In 2009 the Kaiser Family Foundation conducted a study titled Survey of Americans About HIV/AIDS which found that levels of knowledge about HIV/AIDS has not increased in the US since 1987..
HIV+ and Your Child:*Many of the below questions and answers are from Project Hopeful mostly. Check out their website for more detailed and extensive info. I will add more info for this section as I come across it. The best resource I have found is the link just below this section. It is a PDF from Project Hopeful.
What would I do differently if my child with HIV bleeds?
There should always be a barrier between yourself and anyone's blood, even children without HIV. This is called Universal Precautions in schools and hospitals and workplaces where gloves are used to handle blood. Clean up this child's blood as you would other children's blood...with a barrier. This teaches all of your children to not touch blood. Check out the link below for more detail.

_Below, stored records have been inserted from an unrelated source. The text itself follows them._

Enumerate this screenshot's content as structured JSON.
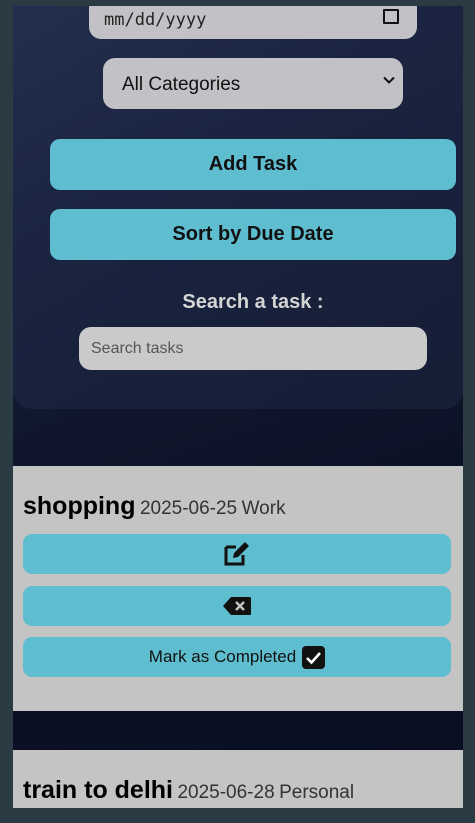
{
  "form": {
    "date_placeholder": "mm/dd/yyyy",
    "category_select": {
      "selected": "All Categories"
    },
    "add_task_label": "Add Task",
    "sort_label": "Sort by Due Date",
    "search_heading": "Search a task :",
    "search_placeholder": "Search tasks"
  },
  "tasks": [
    {
      "name": "shopping",
      "date": "2025-06-25",
      "category": "Work",
      "edit_icon": "edit-icon",
      "delete_icon": "delete-icon",
      "complete_label": "Mark as Completed",
      "complete_icon": "checkbox-checked-icon"
    },
    {
      "name": "train to delhi",
      "date": "2025-06-28",
      "category": "Personal"
    }
  ],
  "colors": {
    "accent": "#5fbdd0",
    "card": "#c4c4c4",
    "page_bg": "#2b3b44",
    "panel_bg": "#0b1024"
  }
}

How often do the children take medication?
There are many different kinds of antiretroviral medications used to treat HIV and treatment can vary. The most common regimens use 2-3 medications taken together twice a day.
How much do medications cost?
This varies based on insurance companies. Avert.org has a helpful table which lists the various drugs used to treat HIV for you to check against your insurance plan. Most states have assistance for remaining amount of cost if you can not afford it.
Facts From Ethiopia:
~ 2.2 million Ethiopians are infected by HIV/AIDS (the third highest number of people infected in the world)
~ 3.8 million children have lost one parent due HIV/AIDS
~ 25% reduction in HIV since 2001, yet still these high numbers persist
How Do You Get HIV:
1) Unprotected Sexual Contact
2) Sharing Dirty Needles/Syringes
3) Mother to Child Transmission (during delivery or breast feeding
How You DO NOT Get HIV:
Can I catch HIV from my child? (this also applies to children playing together).... Many people don’t know that HIV is a very fragile virus. As soon as it leaves the body, it begins to die. There are no documented cases of HIV transmission through casual household or school contact. HIV+ children can (and do!) share cups, baths, pools, dishes, bathrooms, etc.! In addition, when children are on treatment for their HIV, the amount of the virus in their bloodstream can be brought so low that it is considered “undetectable” – meaning the amount of the virus in the blood, even through contact with blood, has been brought so low that the possibility of transmission has become even more remote. From www.fromhivtohome.org
From Project Hopeful: